The year-round operation employs five people. They help care for the llamas, chickens, miniature donkeys, Jacob sheep (a biblical heritage breed kept as pets and for wool), and three types of goat: Saanen (high-producing in lower-fat milk), Nubian (highly popular breed producing creamy milk), and my favorite, the Nigerian Dwarf (a high-producing, gentle and playful breed). Goats usually give birth to twins, though Marilyn told me of a rare instance when six survived, the last two coming out “flat as balloons that needed inflating”.  They pop up and start bouncing around almost immediately. The kids are fed mother’s milk from a bottle, helping domestication. Contrary to belief, a “dam” (mother) can lactate for years after giving birth if milked consistently. These goats are milked twice daily until Christmas, when everyone takes a holiday, before giving birth in late February after a  five-month pregnancy. The milk and cheese reflect the subtle flavor of the local pastures, not unlike honey or wine. In North Carolina, processing raw goat’s milk into cheese is legal if aged 60 days—by which time it would spoil if unsafe.

We buy some biscuits for the goats and look around. The animal pens nestle into the levered mountainside, while the plateau of the property gives way to the lavender garden and labyrinth, main barns, house and gift shop. Rows of blueberry plants cover a gently sloping hill on the opposite side that leads down to a scenic pond in the valley below.

The farm offers self-harvest blueberries and lavender, guided weekend tours, and workshops in lavender cultivation (annual), soap-making (monthly) and “Introduction to Backyard Farming” which gives the basics of milking, feeding and animal health (bi-monthly). They host an annual lavender festival Father’s Day weekend, “lavender weddings” and vacation cottage rentals.

If they rented out apartments, I might still be there.

Have you ever visited Asheville?
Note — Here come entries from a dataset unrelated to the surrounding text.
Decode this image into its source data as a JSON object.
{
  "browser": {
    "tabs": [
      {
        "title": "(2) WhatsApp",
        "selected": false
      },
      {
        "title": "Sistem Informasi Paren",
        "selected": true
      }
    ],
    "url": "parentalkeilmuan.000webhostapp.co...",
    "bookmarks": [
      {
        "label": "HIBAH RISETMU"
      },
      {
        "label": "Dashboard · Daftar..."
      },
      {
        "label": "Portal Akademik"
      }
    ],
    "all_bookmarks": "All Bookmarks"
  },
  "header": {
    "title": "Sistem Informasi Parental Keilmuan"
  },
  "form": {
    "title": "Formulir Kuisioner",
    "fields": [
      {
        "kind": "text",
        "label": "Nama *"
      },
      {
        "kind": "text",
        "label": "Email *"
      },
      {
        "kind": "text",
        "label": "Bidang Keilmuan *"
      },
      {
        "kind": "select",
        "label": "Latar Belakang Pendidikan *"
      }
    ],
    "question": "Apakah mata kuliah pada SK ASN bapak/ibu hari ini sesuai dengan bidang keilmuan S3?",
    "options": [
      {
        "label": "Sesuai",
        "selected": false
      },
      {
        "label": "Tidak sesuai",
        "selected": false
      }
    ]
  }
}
Tell us about your favorite Asheville food or farm experience in the comments!

Photo Credit: Leona Palmer